I've been working in roles between IT and business for around 10 years - the time after graduating. These include project manager, product owner for applications, business analyst and similar roles. I'm normally quite involved in the technical aspects, but I'm not responsible for the development.
I'm doing OK, but feel like it's too much organization, communication and change management than I will ever feel happy with. These jobs require you to build consensus, influence people, etc. Whereas most jobs probably do to some extent, that's the very core of being the PM for example. It tires me. I'm not a natural consensus-builder or extrovert. I've always been best when I have to figure out things myself and propose/ build good solutions.
Whereas I've always been playing with coding a bit, e.g. to automate tedious tasks, I've now spent a bit more time on that and I do seem to have the ability to learn coding quickly and to use even the little knowledge I have productively. In the last three years I've managed to add value by automating half of my work (which, however, was an exception from those I listed above - normally I don't have much opportunity to automate tasks). I was also given some technical tasks, like creating automated dashboards, in some jobs and these were the tasks in which I really excelled according to my superiors.
Coding is fun for me. I feel much happier sitting and figuring out how to make a program do something than sitting in the endless political meetings and trying to influence a stakeholder to do something.

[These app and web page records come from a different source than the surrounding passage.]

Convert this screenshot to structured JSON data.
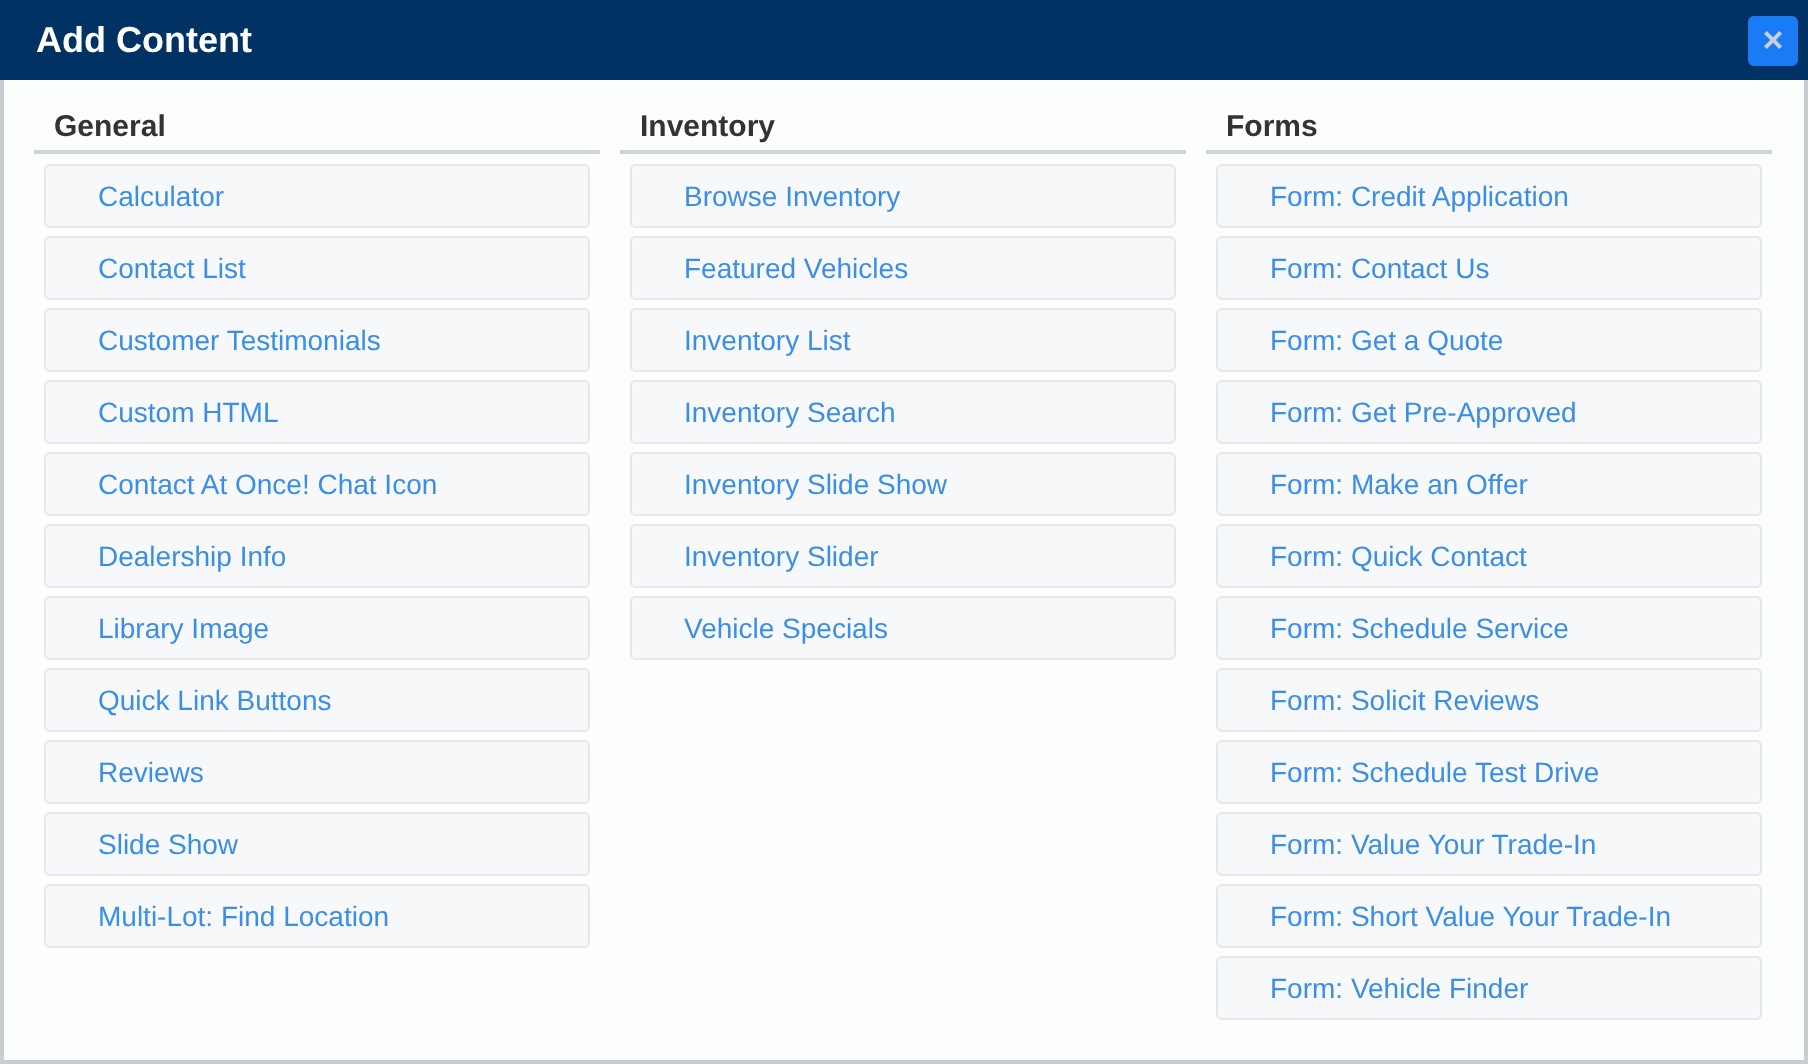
{
  "window": {
    "title": "Add Content",
    "close_label": "×"
  },
  "columns": [
    {
      "heading": "General",
      "items": [
        "Calculator",
        "Contact List",
        "Customer Testimonials",
        "Custom HTML",
        "Contact At Once! Chat Icon",
        "Dealership Info",
        "Library Image",
        "Quick Link Buttons",
        "Reviews",
        "Slide Show",
        "Multi-Lot: Find Location"
      ]
    },
    {
      "heading": "Inventory",
      "items": [
        "Browse Inventory",
        "Featured Vehicles",
        "Inventory List",
        "Inventory Search",
        "Inventory Slide Show",
        "Inventory Slider",
        "Vehicle Specials"
      ]
    },
    {
      "heading": "Forms",
      "items": [
        "Form: Credit Application",
        "Form: Contact Us",
        "Form: Get a Quote",
        "Form: Get Pre-Approved",
        "Form: Make an Offer",
        "Form: Quick Contact",
        "Form: Schedule Service",
        "Form: Solicit Reviews",
        "Form: Schedule Test Drive",
        "Form: Value Your Trade-In",
        "Form: Short Value Your Trade-In",
        "Form: Vehicle Finder"
      ]
    }
  ]
}
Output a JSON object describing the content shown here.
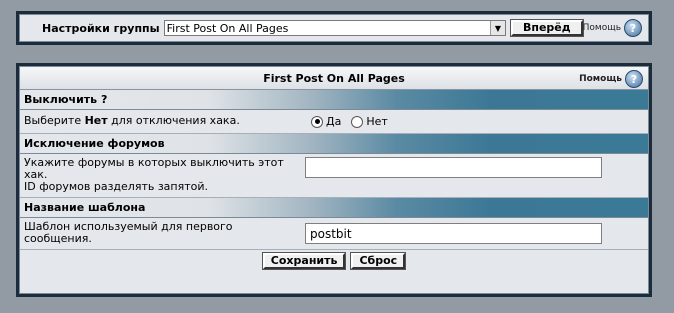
{
  "topbar": {
    "group_label": "Настройки группы",
    "selected_group": "First Post On All Pages",
    "go_button": "Вперёд",
    "help_label": "Помощь",
    "help_icon": "?"
  },
  "settings": {
    "title": "First Post On All Pages",
    "help_label": "Помощь",
    "help_icon": "?",
    "sections": [
      {
        "heading": "Выключить ?",
        "description_pre": "Выберите ",
        "description_bold": "Нет",
        "description_post": " для отключения хака.",
        "options": [
          "Да",
          "Нет"
        ],
        "selected": "Да"
      },
      {
        "heading": "Исключение форумов",
        "description_line1": "Укажите форумы в которых выключить этот хак.",
        "description_line2": "ID форумов разделять запятой.",
        "value": ""
      },
      {
        "heading": "Название шаблона",
        "description": "Шаблон используемый для первого сообщения.",
        "value": "postbit"
      }
    ],
    "save_button": "Сохранить",
    "reset_button": "Сброс"
  },
  "colors": {
    "page_bg": "#929aa4",
    "panel_border": "#1b2c3d",
    "section_gradient_end": "#3a7a96"
  }
}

On the other hand, my PM/ PO salary is good and I don't see how I could transition from a role that's close to IT, but non-technical to a technical role without sacrificing my standard of life. As a junior developer I would earn about 30% of my current salary. Any ideas how it could work? I'm in Europe.
EDIT: Thank you everybody. What became apparent to me after your comments is that thinking about changing a position into a more technical one doesn't make sense.

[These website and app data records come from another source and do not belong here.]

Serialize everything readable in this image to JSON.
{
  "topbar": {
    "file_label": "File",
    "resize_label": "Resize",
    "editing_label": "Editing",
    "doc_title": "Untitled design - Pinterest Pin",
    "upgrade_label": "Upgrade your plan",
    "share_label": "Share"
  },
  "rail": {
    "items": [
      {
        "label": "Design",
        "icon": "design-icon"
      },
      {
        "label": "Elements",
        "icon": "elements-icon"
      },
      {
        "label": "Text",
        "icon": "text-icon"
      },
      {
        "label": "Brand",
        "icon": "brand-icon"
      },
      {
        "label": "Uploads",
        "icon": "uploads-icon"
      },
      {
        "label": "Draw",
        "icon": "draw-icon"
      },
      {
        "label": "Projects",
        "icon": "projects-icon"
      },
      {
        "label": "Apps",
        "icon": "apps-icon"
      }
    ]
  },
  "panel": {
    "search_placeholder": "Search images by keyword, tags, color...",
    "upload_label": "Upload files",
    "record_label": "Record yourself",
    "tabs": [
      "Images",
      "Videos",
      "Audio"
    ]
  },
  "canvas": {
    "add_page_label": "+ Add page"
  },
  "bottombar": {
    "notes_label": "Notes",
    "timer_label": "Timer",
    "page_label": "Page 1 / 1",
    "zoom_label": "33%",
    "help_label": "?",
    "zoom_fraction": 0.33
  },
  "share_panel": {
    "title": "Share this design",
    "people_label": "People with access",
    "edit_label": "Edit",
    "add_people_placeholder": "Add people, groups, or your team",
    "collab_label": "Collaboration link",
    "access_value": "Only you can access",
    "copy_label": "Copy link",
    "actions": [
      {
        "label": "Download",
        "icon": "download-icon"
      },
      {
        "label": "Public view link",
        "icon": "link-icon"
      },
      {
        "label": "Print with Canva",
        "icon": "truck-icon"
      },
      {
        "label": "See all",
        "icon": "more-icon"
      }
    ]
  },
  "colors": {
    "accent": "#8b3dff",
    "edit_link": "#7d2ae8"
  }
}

First I would work technically for a low salary, then, if I'm lucky get promoted to do... almost exactly the same what I've been doing in my current job, getting a very similar salary to my current salary.

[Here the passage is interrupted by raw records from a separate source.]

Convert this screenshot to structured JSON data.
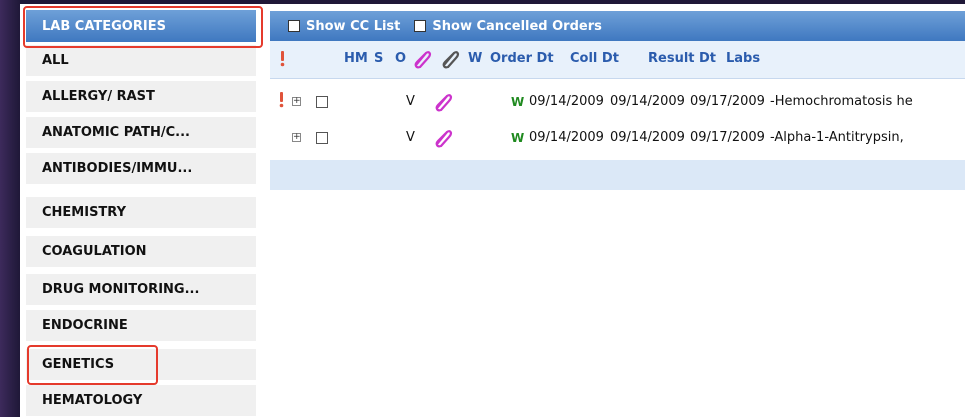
{
  "sidebar": {
    "header": "LAB CATEGORIES",
    "items": [
      {
        "label": "ALL"
      },
      {
        "label": "ALLERGY/ RAST"
      },
      {
        "label": "ANATOMIC PATH/C..."
      },
      {
        "label": "ANTIBODIES/IMMU..."
      },
      {
        "label": "CHEMISTRY"
      },
      {
        "label": "COAGULATION"
      },
      {
        "label": "DRUG MONITORING..."
      },
      {
        "label": "ENDOCRINE"
      },
      {
        "label": "GENETICS"
      },
      {
        "label": "HEMATOLOGY"
      }
    ]
  },
  "toolbar": {
    "show_cc_list": "Show CC List",
    "show_cancelled_orders": "Show Cancelled Orders"
  },
  "grid": {
    "columns": {
      "hm": "HM",
      "s": "S",
      "o": "O",
      "w": "W",
      "order_dt": "Order Dt",
      "coll_dt": "Coll Dt",
      "result_dt": "Result Dt",
      "labs": "Labs"
    },
    "rows": [
      {
        "s": "V",
        "w": "W",
        "order_dt": "09/14/2009",
        "coll_dt": "09/14/2009",
        "result_dt": "09/17/2009",
        "labs": "-Hemochromatosis he",
        "alert": true
      },
      {
        "s": "V",
        "w": "W",
        "order_dt": "09/14/2009",
        "coll_dt": "09/14/2009",
        "result_dt": "09/17/2009",
        "labs": "-Alpha-1-Antitrypsin,",
        "alert": false
      }
    ]
  },
  "colors": {
    "header_blue": "#3f78c0",
    "highlight_red": "#e53a2c",
    "column_text": "#2b5cad",
    "w_green": "#1f8a1f",
    "clip_magenta": "#cc33cc"
  },
  "icons": [
    "exclamation-icon",
    "expand-plus-icon",
    "paperclip-icon",
    "paperclip-gray-icon"
  ]
}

The example you've given of what a developer does surprised me a bit, because I've already done/ been doing all of these things, including "tedious 'why is my build intermittently failing?' [as well as investigating that for other people's code] or 'what code style rules should we use?'" and taking architecture decisions. It seems I've already moved quite far into the (technical) IT without noticing and without ever being a junior developer.
I will still want to work on my programming skills, since it gives me more independence and self-confidence while talking to "my" developers and contractors and, who knows, it may help me to make myself independent in my area of expertise in a few years.